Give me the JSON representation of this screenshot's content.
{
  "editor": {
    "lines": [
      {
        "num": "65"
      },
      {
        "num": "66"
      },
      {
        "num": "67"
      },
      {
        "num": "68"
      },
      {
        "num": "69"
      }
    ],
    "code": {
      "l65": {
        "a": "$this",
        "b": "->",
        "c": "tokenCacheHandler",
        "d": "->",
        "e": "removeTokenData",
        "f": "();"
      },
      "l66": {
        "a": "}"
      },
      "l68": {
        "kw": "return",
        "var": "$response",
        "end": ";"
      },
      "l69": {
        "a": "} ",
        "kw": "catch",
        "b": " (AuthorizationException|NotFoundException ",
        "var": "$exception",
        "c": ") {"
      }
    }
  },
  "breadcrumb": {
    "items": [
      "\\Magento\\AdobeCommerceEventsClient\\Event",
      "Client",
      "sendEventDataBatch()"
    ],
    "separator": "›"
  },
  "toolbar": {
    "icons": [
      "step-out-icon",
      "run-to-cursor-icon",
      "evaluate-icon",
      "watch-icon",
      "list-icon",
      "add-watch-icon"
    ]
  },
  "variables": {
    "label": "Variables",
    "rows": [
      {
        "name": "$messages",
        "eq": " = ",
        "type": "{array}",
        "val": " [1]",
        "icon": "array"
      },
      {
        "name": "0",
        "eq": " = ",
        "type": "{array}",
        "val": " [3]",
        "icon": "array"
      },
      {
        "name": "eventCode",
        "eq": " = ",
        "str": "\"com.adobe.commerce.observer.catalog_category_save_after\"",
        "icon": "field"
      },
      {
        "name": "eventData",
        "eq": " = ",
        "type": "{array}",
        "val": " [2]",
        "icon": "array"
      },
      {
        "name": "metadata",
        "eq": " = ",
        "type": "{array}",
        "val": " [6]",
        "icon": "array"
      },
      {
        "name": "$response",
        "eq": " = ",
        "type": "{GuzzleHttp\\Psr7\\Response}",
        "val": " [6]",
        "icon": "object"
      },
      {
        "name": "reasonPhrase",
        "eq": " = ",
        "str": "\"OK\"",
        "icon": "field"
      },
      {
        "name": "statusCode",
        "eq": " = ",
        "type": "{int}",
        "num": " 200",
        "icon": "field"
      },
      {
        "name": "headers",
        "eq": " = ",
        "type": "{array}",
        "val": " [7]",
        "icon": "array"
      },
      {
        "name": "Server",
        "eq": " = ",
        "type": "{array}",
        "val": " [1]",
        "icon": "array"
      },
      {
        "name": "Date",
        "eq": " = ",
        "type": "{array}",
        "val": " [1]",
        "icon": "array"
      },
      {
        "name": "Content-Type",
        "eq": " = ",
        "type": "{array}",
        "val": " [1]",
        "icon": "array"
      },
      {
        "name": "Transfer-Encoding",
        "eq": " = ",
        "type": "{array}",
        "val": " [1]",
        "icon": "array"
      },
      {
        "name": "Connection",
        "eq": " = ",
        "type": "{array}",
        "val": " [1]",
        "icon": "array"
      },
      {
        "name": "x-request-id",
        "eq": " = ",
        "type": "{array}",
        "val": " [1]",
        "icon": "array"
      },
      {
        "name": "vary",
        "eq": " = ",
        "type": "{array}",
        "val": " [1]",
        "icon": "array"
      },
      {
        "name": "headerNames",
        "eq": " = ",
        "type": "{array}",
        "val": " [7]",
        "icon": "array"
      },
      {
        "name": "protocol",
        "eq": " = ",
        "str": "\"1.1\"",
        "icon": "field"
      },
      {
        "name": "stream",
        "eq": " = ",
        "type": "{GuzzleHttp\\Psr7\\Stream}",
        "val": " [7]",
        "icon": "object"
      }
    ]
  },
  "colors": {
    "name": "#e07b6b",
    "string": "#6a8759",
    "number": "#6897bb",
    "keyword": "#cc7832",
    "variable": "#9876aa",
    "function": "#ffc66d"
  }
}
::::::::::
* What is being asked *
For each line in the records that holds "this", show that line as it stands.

* Solved exercise *
Give me the JSON representation of this screenshot's content.
        "a": "$this",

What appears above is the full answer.